Speeding kills. A pedestrian hit by a driver going 30 miles per hour is twice as likely to die as one hit by someone driving 25 mph, so going even a little over the speed limit makes you a jerk. (Outside)
Cities and states should be lowering speed limits, narrowing lanes, blocking cut-through traffic, reprogramming traffic lights and taking other steps to slow down speeding drivers while the pandemic has emptied streets. (State Smart Transportation Initiative)
Every city should get onboard with the slow streets movement. (Curbed)
There’s a downside to everything. With roads largely empty, car crashes are down. Great news, right? Mostly — but fewer car crashes also means fewer organ donors. (Kaiser Health News)
Uber laid off another 3,000 employees less than two weeks after laying off 3,700. The company is winding down its tech incubator and odd-job app, and focusing on ride-hailing and food delivery. (The Verge)
Kansas City buses going fare-free is exciting, but the devil’s in the details. Where will the funding come from? Will the Kansas side cooperate with the Missouri side?
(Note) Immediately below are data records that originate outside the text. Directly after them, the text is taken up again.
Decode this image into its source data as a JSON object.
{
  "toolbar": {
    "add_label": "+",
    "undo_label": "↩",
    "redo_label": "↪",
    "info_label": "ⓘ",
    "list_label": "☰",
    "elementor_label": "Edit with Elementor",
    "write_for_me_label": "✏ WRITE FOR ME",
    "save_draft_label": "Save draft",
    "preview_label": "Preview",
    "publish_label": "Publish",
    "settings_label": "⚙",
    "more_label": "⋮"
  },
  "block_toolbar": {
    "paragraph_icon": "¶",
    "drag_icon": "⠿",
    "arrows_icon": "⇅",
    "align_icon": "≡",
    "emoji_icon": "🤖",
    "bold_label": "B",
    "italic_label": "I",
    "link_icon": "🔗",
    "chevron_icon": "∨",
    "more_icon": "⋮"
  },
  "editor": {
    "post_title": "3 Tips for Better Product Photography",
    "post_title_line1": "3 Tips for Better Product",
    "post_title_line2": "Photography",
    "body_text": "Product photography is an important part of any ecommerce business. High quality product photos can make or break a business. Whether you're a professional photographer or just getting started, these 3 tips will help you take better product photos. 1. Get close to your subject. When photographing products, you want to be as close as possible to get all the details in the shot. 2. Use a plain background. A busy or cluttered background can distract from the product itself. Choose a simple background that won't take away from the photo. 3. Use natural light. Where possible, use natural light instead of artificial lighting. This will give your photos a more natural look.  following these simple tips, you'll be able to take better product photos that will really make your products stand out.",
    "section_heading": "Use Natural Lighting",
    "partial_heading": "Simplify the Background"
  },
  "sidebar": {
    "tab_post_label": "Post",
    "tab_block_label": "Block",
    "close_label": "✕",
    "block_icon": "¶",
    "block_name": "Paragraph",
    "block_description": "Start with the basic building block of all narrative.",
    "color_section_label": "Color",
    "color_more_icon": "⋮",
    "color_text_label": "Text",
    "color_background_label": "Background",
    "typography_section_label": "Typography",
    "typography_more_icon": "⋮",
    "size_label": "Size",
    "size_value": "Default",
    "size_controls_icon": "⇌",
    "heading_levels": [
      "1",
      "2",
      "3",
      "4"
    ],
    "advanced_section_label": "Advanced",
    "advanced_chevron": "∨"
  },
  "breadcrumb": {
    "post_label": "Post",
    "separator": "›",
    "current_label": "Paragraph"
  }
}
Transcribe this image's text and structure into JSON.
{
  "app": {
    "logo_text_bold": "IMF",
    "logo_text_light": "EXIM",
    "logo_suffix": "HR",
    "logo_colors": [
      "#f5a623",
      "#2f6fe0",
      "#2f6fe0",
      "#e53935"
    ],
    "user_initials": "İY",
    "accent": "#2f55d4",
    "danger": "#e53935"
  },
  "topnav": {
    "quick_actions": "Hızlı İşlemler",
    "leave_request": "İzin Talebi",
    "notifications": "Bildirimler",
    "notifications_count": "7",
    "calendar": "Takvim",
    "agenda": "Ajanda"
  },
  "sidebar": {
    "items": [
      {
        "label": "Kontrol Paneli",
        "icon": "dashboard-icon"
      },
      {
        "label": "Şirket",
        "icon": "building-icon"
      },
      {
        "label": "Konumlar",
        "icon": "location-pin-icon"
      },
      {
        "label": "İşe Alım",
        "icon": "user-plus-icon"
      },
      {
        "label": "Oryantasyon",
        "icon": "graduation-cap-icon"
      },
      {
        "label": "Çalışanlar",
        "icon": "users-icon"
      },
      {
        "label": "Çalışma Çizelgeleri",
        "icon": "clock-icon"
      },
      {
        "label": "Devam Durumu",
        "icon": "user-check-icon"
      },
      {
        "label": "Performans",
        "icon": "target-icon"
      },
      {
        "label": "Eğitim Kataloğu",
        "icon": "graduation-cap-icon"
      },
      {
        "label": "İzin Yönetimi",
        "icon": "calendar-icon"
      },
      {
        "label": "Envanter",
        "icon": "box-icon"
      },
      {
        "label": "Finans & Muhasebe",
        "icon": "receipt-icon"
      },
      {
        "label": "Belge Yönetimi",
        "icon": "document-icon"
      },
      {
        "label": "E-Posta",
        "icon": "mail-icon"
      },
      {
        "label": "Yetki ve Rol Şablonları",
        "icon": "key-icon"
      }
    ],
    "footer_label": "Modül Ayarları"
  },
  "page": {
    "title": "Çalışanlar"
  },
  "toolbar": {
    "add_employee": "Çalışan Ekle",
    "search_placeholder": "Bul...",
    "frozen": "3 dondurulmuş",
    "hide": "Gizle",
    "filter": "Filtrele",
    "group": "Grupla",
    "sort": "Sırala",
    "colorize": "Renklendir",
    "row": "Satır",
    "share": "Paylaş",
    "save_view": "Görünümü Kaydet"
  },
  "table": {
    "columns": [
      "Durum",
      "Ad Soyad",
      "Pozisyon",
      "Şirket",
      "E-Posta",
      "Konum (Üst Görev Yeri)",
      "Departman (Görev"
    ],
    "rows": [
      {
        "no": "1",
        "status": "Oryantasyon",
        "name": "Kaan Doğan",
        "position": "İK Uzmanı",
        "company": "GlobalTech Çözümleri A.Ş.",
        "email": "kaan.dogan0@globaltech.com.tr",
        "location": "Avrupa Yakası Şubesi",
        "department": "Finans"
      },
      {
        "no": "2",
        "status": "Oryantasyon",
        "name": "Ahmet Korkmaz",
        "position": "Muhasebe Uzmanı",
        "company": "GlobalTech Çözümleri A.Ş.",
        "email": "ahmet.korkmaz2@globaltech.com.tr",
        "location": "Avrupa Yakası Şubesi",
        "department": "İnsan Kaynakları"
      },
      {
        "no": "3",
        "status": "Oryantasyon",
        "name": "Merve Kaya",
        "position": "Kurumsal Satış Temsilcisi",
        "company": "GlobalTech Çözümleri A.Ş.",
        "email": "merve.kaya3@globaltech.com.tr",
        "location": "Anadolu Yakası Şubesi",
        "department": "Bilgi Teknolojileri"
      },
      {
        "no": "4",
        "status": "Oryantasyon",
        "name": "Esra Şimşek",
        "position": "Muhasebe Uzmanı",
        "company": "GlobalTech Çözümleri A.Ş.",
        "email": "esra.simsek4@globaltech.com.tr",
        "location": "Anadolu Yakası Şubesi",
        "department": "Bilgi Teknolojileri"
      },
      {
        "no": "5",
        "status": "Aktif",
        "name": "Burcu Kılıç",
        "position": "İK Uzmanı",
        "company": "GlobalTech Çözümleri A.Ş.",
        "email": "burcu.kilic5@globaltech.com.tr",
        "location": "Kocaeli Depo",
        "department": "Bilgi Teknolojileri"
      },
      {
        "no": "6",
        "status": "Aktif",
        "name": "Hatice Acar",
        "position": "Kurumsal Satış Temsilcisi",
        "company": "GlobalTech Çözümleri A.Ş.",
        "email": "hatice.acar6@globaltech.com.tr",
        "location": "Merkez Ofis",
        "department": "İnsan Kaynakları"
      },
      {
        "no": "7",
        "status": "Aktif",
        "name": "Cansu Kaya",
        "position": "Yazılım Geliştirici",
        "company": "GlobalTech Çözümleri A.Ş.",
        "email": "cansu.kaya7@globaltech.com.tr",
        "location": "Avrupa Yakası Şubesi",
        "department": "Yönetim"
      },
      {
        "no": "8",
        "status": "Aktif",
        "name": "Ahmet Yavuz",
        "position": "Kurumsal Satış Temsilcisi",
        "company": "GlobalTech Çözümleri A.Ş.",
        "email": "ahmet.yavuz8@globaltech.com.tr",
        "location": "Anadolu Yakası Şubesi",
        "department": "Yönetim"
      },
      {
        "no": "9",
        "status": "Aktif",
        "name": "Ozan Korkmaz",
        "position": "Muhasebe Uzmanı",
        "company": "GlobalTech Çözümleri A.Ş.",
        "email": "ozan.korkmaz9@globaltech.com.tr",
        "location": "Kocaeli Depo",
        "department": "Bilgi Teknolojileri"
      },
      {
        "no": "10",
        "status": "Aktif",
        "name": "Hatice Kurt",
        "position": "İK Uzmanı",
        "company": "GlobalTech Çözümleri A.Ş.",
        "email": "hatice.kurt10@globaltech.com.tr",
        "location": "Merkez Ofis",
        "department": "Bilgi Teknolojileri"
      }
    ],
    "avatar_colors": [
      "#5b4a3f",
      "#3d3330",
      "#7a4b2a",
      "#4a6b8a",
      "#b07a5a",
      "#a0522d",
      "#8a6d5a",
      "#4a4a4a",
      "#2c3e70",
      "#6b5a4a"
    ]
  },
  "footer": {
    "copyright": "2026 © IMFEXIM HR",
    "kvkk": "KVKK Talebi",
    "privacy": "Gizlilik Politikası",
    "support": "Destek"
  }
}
And does the transit authority have enough rolling stock to handle an influx of riders? (U.S. PIRG)
Most Pittsburgh buses and trains are returning to a normal schedule, but rear boarding and limits on the number of passengers are still in place (City Paper). In Seattle, Sound Transit is transitioning back to charging fares on light rail and commuter trains, although buses remain free (Seattle Times).
Strength in numbers! Researchers found that the rate of car-bike collisions fell after Philadelphia introduced bike-sharing. (New York Times)
Looking to get an e-bike? Dwell has some recommendations.
City Lab wants readers to rate their cities on two very important metrics: transit and tacos.
Gravois Avenue is an important commercial street in St. Louis that also happens to be designated a state highway. It’s currently slated for a redesign, providing a huge opportunity to make the street work better for walking and biking. But unfortunately the highway-like mentality of state transportation planners persists. Alex Ihnen at NextSTL reports that Missouri DOT is using highway design […]
The suburbs have a harder job than their urban counterparts to make streets safer, but one county outside Washington D.C. is showing that it is possible to cater to cyclists and pedestrians in a place built around the car.